Tadcaster smells. Based halfway between Leeds and York in North Yorkshire, this little town of just 7,000 people is home to three breweries, two of them spawned from the same family; John Smith’s (yup, the one with Peter Kay) and Samuel Smith’s. The aroma of spent grain hangs in the air, as does the mythology surrounding the Smith’s family history.
There has been a brewery in Tadcaster since the 1300s. In 1758, on the site of the current brewery, a well was sunk, and The Old Brewery was founded. That was purchased by Samuel Smith in 1847. Business was going so well that they opened a new brewery down the road called John Smith’s (named after Samuel’s son John who was now running the brewery), drawing on the same water source.

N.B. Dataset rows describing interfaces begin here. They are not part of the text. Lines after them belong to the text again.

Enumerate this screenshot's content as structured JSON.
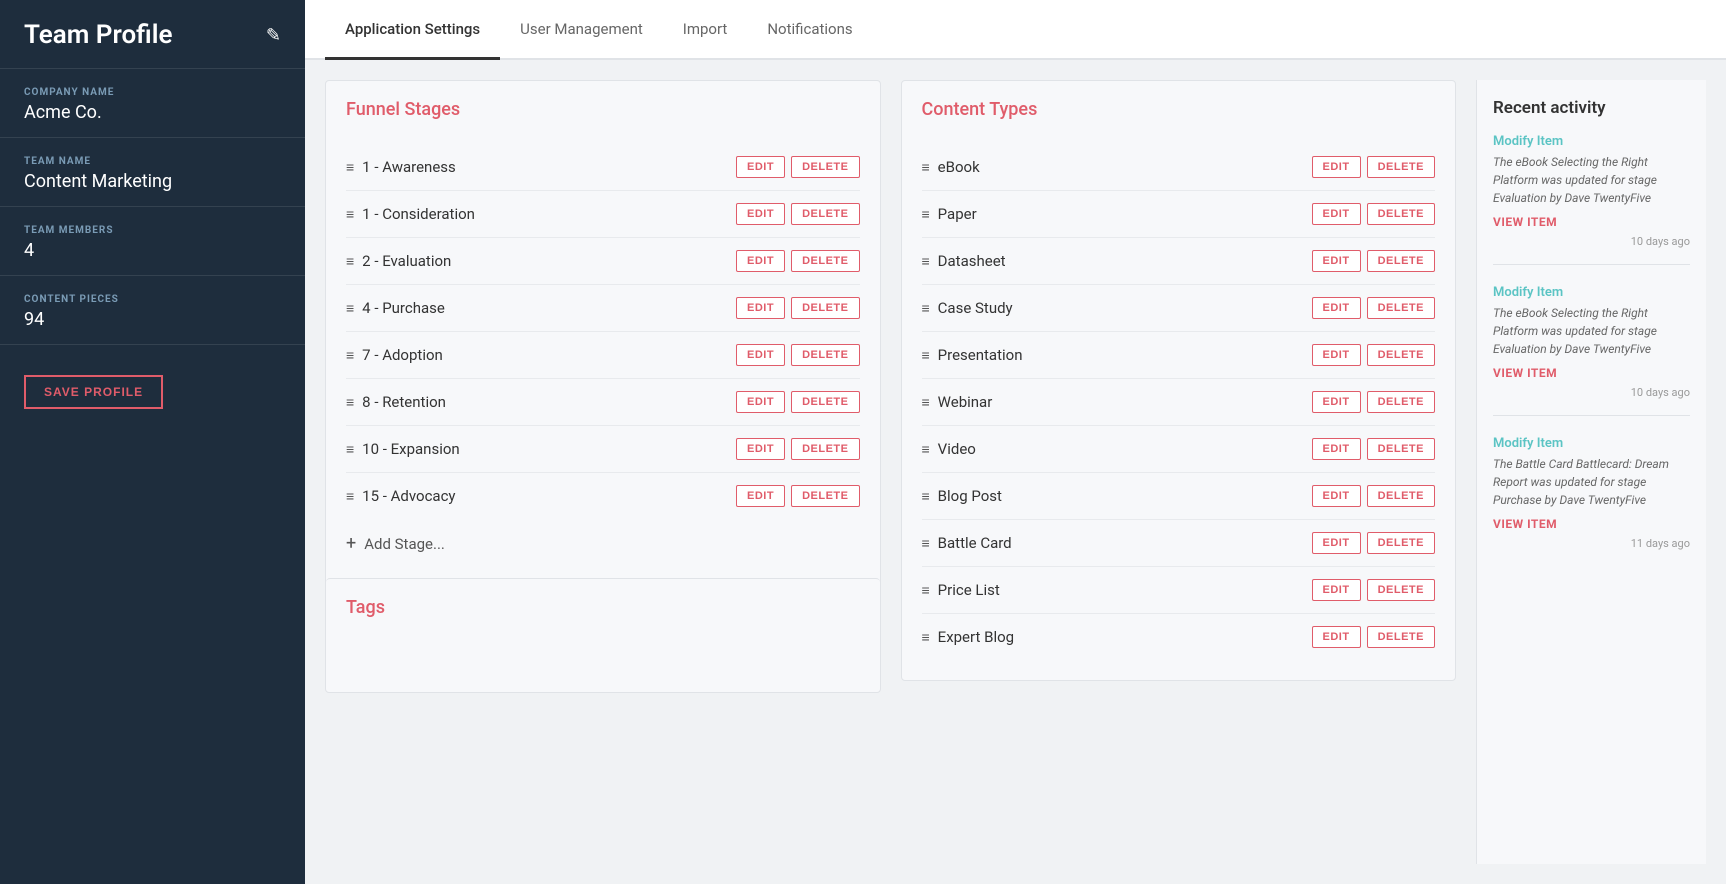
{
  "sidebar": {
    "title": "Team Profile",
    "edit_icon": "✎",
    "company_label": "COMPANY NAME",
    "company_value": "Acme Co.",
    "team_label": "TEAM NAME",
    "team_value": "Content Marketing",
    "members_label": "TEAM MEMBERS",
    "members_value": "4",
    "pieces_label": "CONTENT PIECES",
    "pieces_value": "94",
    "save_button": "SAVE PROFILE"
  },
  "tabs": [
    {
      "id": "app-settings",
      "label": "Application Settings",
      "active": true
    },
    {
      "id": "user-management",
      "label": "User Management",
      "active": false
    },
    {
      "id": "import",
      "label": "Import",
      "active": false
    },
    {
      "id": "notifications",
      "label": "Notifications",
      "active": false
    }
  ],
  "funnel_stages": {
    "title": "Funnel Stages",
    "items": [
      {
        "label": "1 - Awareness"
      },
      {
        "label": "1 - Consideration"
      },
      {
        "label": "2 - Evaluation"
      },
      {
        "label": "4 - Purchase"
      },
      {
        "label": "7 - Adoption"
      },
      {
        "label": "8 - Retention"
      },
      {
        "label": "10 - Expansion"
      },
      {
        "label": "15 - Advocacy"
      }
    ],
    "add_label": "Add Stage...",
    "edit_btn": "EDIT",
    "delete_btn": "DELETE"
  },
  "tags": {
    "title": "Tags"
  },
  "content_types": {
    "title": "Content Types",
    "items": [
      {
        "label": "eBook"
      },
      {
        "label": "Paper"
      },
      {
        "label": "Datasheet"
      },
      {
        "label": "Case Study"
      },
      {
        "label": "Presentation"
      },
      {
        "label": "Webinar"
      },
      {
        "label": "Video"
      },
      {
        "label": "Blog Post"
      },
      {
        "label": "Battle Card"
      },
      {
        "label": "Price List"
      },
      {
        "label": "Expert Blog"
      }
    ],
    "edit_btn": "EDIT",
    "delete_btn": "DELETE"
  },
  "recent_activity": {
    "title": "Recent activity",
    "items": [
      {
        "modify_label": "Modify Item",
        "description": "The eBook Selecting the Right Platform was updated for stage Evaluation by Dave TwentyFive",
        "view_label": "VIEW ITEM",
        "time": "10 days ago"
      },
      {
        "modify_label": "Modify Item",
        "description": "The eBook Selecting the Right Platform was updated for stage Evaluation by Dave TwentyFive",
        "view_label": "VIEW ITEM",
        "time": "10 days ago"
      },
      {
        "modify_label": "Modify Item",
        "description": "The Battle Card Battlecard: Dream Report was updated for stage Purchase by Dave TwentyFive",
        "view_label": "VIEW ITEM",
        "time": "11 days ago"
      }
    ]
  }
}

Samuel Smith Jnr was about to inherit the main brewery after his dad John died, but John’s brother William had other ideas. A family rift led William to up sticks and move all the brewing equipment to the newer John Smith’s brewery, leaving Samuel with the empty shell of the old brewery. Whilst the beer trade was strong enough for Samuel to recover the old brewery, John Smith’s (now owned by Heineken) and Samuel Smith’s (still fiercely independent and owned by the same family), would forever be separated.

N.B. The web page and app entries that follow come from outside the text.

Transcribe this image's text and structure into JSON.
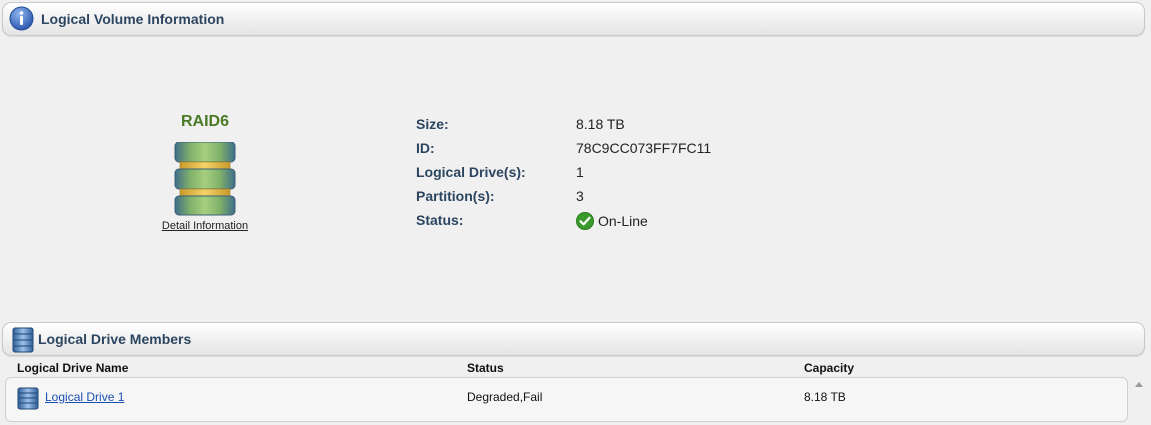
{
  "volume_section": {
    "title": "Logical Volume Information",
    "icon": "info-icon"
  },
  "raid": {
    "level": "RAID6",
    "detail_link": "Detail Information",
    "icon": "raid-stack-icon"
  },
  "properties": [
    {
      "label": "Size:",
      "value": "8.18 TB"
    },
    {
      "label": "ID:",
      "value": "78C9CC073FF7FC11"
    },
    {
      "label": "Logical Drive(s):",
      "value": "1"
    },
    {
      "label": "Partition(s):",
      "value": "3"
    },
    {
      "label": "Status:",
      "value": "On-Line",
      "icon": "check-circle-icon",
      "status_color": "#3b9a2c"
    }
  ],
  "members_section": {
    "title": "Logical Drive Members",
    "icon": "server-icon"
  },
  "members_table": {
    "columns": [
      "Logical Drive Name",
      "Status",
      "Capacity"
    ],
    "rows": [
      {
        "name": "Logical Drive 1",
        "status": "Degraded,Fail",
        "capacity": "8.18 TB",
        "icon": "drive-icon"
      }
    ]
  },
  "colors": {
    "header_text": "#2c4560",
    "raid_text": "#4a7a25",
    "link": "#1a4fb0"
  }
}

Whilst Samuel Smith’s remains the smaller of the two breweries (they claim to produce 5% of the beer brewed in Tadcaster), it’s certainly no shrinking violet. They operate just over 200 pubs and ship a lot of bottled beer to the States. If you’ve ever been in to a Samuel Smith’s pub you’ll know the emphasis they put on tradition (no music, no brands) and there can’t be many brewers that still provide full-time employment for a cooper (makes barrels), a signwriter, and an ostler (“the horse guy” as he’s known at the brewery). They are also one of the last breweries standing to still use the ‘Yorkshire square’ system, which probably has a lot to do with the silky smoothness of this week's beer, the Oatmeal Stout.
It pours like oil; viscous and dark, but the smell is much less sinister with burnt caramel, nuts and milky coffee. The taste is more dry and bitter than the smell suggests, but sweet chocolate dominates along with a rich cereal graininess no doubt provided by the oatmeal. Served at room temperature as a pudding in its own right, this beer is a bit of a classic. For good reason.